Below are the records to retype. Keep every character exactly and leave out the pictures.

-- RECORDS TO USE follows --

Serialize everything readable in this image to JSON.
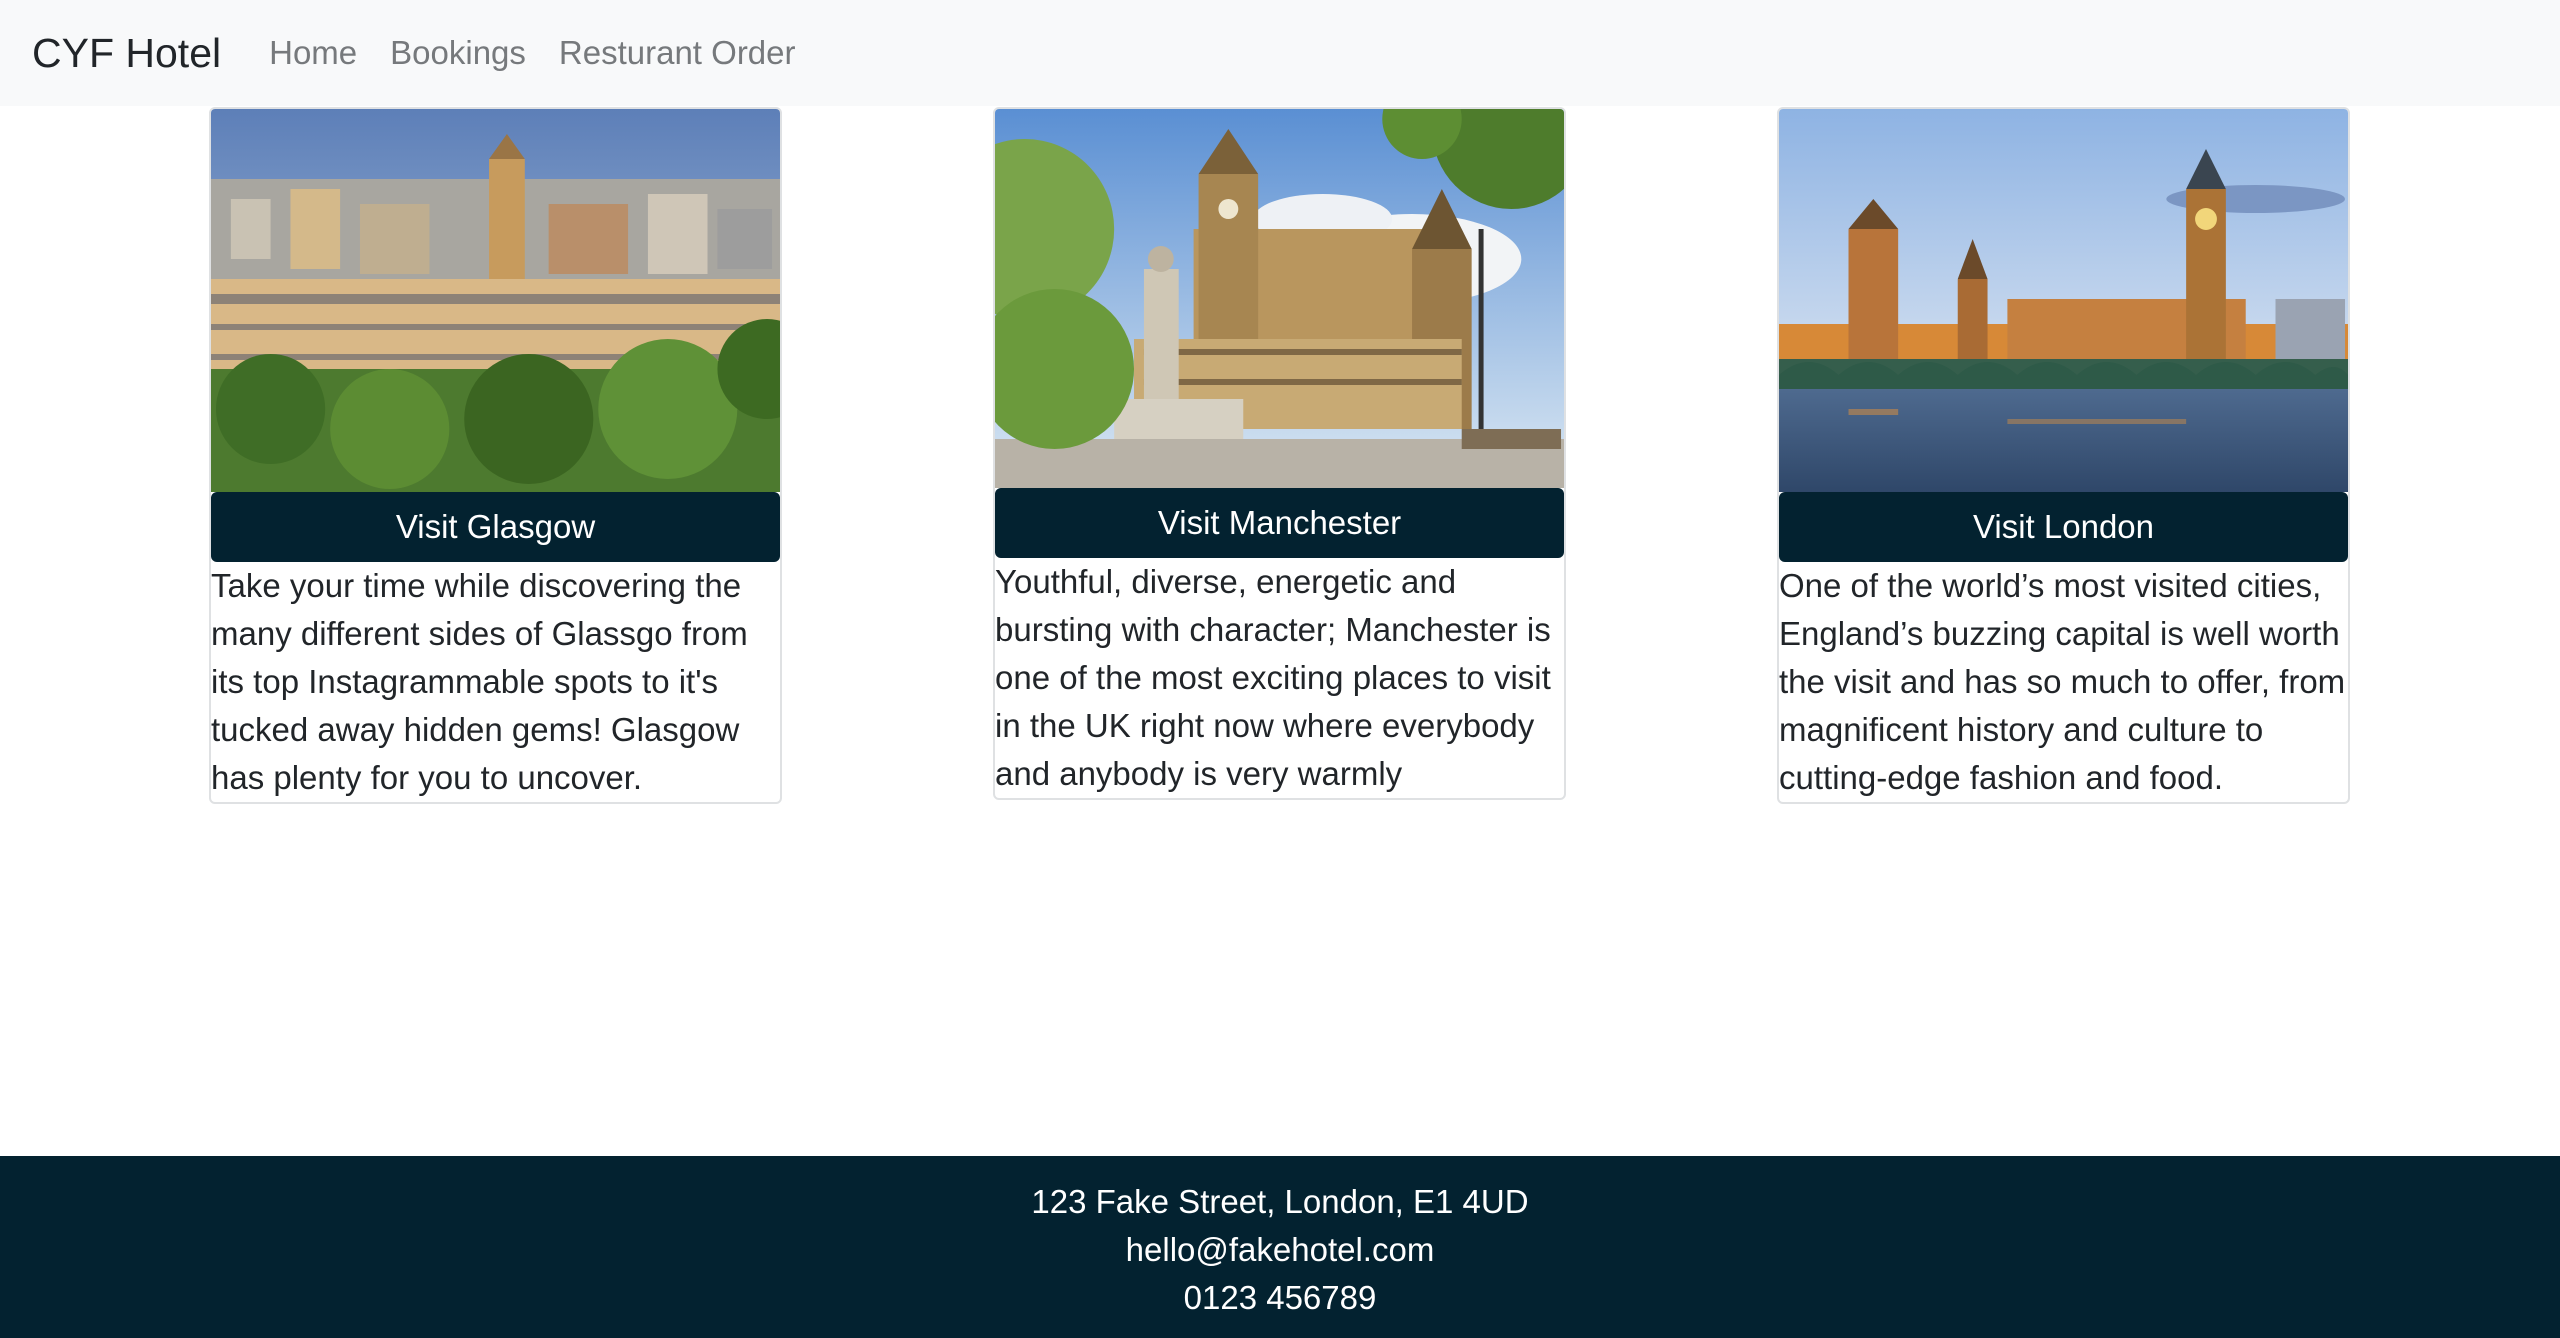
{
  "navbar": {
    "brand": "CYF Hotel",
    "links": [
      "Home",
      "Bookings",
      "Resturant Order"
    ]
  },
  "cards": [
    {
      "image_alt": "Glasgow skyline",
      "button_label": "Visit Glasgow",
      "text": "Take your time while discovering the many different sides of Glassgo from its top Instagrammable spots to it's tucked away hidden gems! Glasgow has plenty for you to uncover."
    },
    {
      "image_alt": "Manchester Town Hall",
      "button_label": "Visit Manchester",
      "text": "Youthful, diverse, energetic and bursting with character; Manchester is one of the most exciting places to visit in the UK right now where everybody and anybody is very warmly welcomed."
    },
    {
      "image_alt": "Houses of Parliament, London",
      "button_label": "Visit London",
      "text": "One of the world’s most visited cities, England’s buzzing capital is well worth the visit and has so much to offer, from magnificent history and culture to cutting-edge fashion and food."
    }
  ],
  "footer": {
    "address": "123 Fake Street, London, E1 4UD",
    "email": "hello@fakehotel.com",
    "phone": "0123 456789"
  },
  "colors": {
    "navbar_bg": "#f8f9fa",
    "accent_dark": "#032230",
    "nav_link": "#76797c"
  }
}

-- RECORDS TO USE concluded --

REPLY TO THE EXERCISE ::
Serialize everything readable in this image to JSON.
{
  "navbar": {
    "brand": "CYF Hotel",
    "links": [
      "Home",
      "Bookings",
      "Resturant Order"
    ]
  },
  "cards": [
    {
      "image_alt": "Glasgow skyline",
      "button_label": "Visit Glasgow",
      "text": "Take your time while discovering the many different sides of Glassgo from its top Instagrammable spots to it's tucked away hidden gems! Glasgow has plenty for you to uncover."
    },
    {
      "image_alt": "Manchester Town Hall",
      "button_label": "Visit Manchester",
      "text": "Youthful, diverse, energetic and bursting with character; Manchester is one of the most exciting places to visit in the UK right now where everybody and anybody is very warmly welcomed."
    },
    {
      "image_alt": "Houses of Parliament, London",
      "button_label": "Visit London",
      "text": "One of the world’s most visited cities, England’s buzzing capital is well worth the visit and has so much to offer, from magnificent history and culture to cutting-edge fashion and food."
    }
  ],
  "footer": {
    "address": "123 Fake Street, London, E1 4UD",
    "email": "hello@fakehotel.com",
    "phone": "0123 456789"
  },
  "colors": {
    "navbar_bg": "#f8f9fa",
    "accent_dark": "#032230",
    "nav_link": "#76797c"
  }
}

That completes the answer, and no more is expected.